## REQUIREMENT
A verbatim reprint of the records below is what this exercise asks for.

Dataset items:
* * *
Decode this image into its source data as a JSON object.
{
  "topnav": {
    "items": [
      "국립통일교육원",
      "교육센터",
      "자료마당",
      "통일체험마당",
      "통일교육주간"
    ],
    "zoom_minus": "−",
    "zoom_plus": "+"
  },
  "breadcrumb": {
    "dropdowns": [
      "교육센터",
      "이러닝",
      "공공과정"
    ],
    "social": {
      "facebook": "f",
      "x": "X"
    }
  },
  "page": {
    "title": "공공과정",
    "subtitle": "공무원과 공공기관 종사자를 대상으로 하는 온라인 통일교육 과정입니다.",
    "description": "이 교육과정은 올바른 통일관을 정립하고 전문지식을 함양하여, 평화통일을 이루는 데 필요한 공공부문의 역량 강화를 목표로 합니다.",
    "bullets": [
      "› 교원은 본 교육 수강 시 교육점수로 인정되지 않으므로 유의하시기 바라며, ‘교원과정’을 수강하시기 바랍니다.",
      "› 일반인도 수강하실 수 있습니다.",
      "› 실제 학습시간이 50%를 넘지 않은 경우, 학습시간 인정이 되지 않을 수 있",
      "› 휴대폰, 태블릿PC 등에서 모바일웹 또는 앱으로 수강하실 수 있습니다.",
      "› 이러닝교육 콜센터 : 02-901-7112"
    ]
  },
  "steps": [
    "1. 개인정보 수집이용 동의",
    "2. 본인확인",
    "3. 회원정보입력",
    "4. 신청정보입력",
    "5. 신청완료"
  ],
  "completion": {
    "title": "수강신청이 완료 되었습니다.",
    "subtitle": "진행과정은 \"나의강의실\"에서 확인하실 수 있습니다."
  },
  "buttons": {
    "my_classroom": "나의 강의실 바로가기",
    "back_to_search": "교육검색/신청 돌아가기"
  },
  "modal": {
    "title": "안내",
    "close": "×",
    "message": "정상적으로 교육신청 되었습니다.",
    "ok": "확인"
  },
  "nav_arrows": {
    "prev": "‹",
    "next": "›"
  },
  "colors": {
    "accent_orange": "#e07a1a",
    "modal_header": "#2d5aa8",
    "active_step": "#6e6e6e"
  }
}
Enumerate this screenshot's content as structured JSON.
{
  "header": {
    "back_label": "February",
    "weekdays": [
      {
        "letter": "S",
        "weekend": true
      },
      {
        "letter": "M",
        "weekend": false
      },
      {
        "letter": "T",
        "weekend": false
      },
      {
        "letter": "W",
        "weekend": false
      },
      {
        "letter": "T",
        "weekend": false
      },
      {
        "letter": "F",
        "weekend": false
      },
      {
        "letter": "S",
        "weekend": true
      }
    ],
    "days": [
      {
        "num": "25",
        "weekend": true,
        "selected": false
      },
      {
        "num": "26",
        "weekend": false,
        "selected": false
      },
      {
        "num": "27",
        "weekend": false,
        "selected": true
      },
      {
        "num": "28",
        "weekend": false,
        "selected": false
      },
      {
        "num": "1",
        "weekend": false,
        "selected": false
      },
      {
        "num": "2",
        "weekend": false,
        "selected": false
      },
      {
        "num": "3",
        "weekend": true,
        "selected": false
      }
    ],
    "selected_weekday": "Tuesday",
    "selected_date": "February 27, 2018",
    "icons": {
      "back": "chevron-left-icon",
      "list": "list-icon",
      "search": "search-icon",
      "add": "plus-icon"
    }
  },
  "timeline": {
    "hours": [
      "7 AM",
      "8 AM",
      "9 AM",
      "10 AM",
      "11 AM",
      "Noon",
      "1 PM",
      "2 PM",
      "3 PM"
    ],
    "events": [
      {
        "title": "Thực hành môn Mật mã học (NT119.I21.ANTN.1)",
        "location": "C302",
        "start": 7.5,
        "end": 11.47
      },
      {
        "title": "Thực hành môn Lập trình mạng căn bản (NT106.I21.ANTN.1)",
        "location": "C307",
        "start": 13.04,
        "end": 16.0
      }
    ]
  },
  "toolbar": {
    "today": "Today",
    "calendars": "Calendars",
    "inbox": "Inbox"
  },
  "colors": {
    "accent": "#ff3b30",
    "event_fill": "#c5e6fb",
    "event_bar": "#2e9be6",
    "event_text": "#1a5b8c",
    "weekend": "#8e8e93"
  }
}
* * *
## EXERCISE OUTPUT
Decode this image into its source data as a JSON object.
{
  "topnav": {
    "items": [
      "국립통일교육원",
      "교육센터",
      "자료마당",
      "통일체험마당",
      "통일교육주간"
    ],
    "zoom_minus": "−",
    "zoom_plus": "+"
  },
  "breadcrumb": {
    "dropdowns": [
      "교육센터",
      "이러닝",
      "공공과정"
    ],
    "social": {
      "facebook": "f",
      "x": "X"
    }
  },
  "page": {
    "title": "공공과정",
    "subtitle": "공무원과 공공기관 종사자를 대상으로 하는 온라인 통일교육 과정입니다.",
    "description": "이 교육과정은 올바른 통일관을 정립하고 전문지식을 함양하여, 평화통일을 이루는 데 필요한 공공부문의 역량 강화를 목표로 합니다.",
    "bullets": [
      "› 교원은 본 교육 수강 시 교육점수로 인정되지 않으므로 유의하시기 바라며, ‘교원과정’을 수강하시기 바랍니다.",
      "› 일반인도 수강하실 수 있습니다.",
      "› 실제 학습시간이 50%를 넘지 않은 경우, 학습시간 인정이 되지 않을 수 있",
      "› 휴대폰, 태블릿PC 등에서 모바일웹 또는 앱으로 수강하실 수 있습니다.",
      "› 이러닝교육 콜센터 : 02-901-7112"
    ]
  },
  "steps": [
    "1. 개인정보 수집이용 동의",
    "2. 본인확인",
    "3. 회원정보입력",
    "4. 신청정보입력",
    "5. 신청완료"
  ],
  "completion": {
    "title": "수강신청이 완료 되었습니다.",
    "subtitle": "진행과정은 \"나의강의실\"에서 확인하실 수 있습니다."
  },
  "buttons": {
    "my_classroom": "나의 강의실 바로가기",
    "back_to_search": "교육검색/신청 돌아가기"
  },
  "modal": {
    "title": "안내",
    "close": "×",
    "message": "정상적으로 교육신청 되었습니다.",
    "ok": "확인"
  },
  "nav_arrows": {
    "prev": "‹",
    "next": "›"
  },
  "colors": {
    "accent_orange": "#e07a1a",
    "modal_header": "#2d5aa8",
    "active_step": "#6e6e6e"
  }
}
Enumerate this screenshot's content as structured JSON.
{
  "header": {
    "back_label": "February",
    "weekdays": [
      {
        "letter": "S",
        "weekend": true
      },
      {
        "letter": "M",
        "weekend": false
      },
      {
        "letter": "T",
        "weekend": false
      },
      {
        "letter": "W",
        "weekend": false
      },
      {
        "letter": "T",
        "weekend": false
      },
      {
        "letter": "F",
        "weekend": false
      },
      {
        "letter": "S",
        "weekend": true
      }
    ],
    "days": [
      {
        "num": "25",
        "weekend": true,
        "selected": false
      },
      {
        "num": "26",
        "weekend": false,
        "selected": false
      },
      {
        "num": "27",
        "weekend": false,
        "selected": true
      },
      {
        "num": "28",
        "weekend": false,
        "selected": false
      },
      {
        "num": "1",
        "weekend": false,
        "selected": false
      },
      {
        "num": "2",
        "weekend": false,
        "selected": false
      },
      {
        "num": "3",
        "weekend": true,
        "selected": false
      }
    ],
    "selected_weekday": "Tuesday",
    "selected_date": "February 27, 2018",
    "icons": {
      "back": "chevron-left-icon",
      "list": "list-icon",
      "search": "search-icon",
      "add": "plus-icon"
    }
  },
  "timeline": {
    "hours": [
      "7 AM",
      "8 AM",
      "9 AM",
      "10 AM",
      "11 AM",
      "Noon",
      "1 PM",
      "2 PM",
      "3 PM"
    ],
    "events": [
      {
        "title": "Thực hành môn Mật mã học (NT119.I21.ANTN.1)",
        "location": "C302",
        "start": 7.5,
        "end": 11.47
      },
      {
        "title": "Thực hành môn Lập trình mạng căn bản (NT106.I21.ANTN.1)",
        "location": "C307",
        "start": 13.04,
        "end": 16.0
      }
    ]
  },
  "toolbar": {
    "today": "Today",
    "calendars": "Calendars",
    "inbox": "Inbox"
  },
  "colors": {
    "accent": "#ff3b30",
    "event_fill": "#c5e6fb",
    "event_bar": "#2e9be6",
    "event_text": "#1a5b8c",
    "weekend": "#8e8e93"
  }
}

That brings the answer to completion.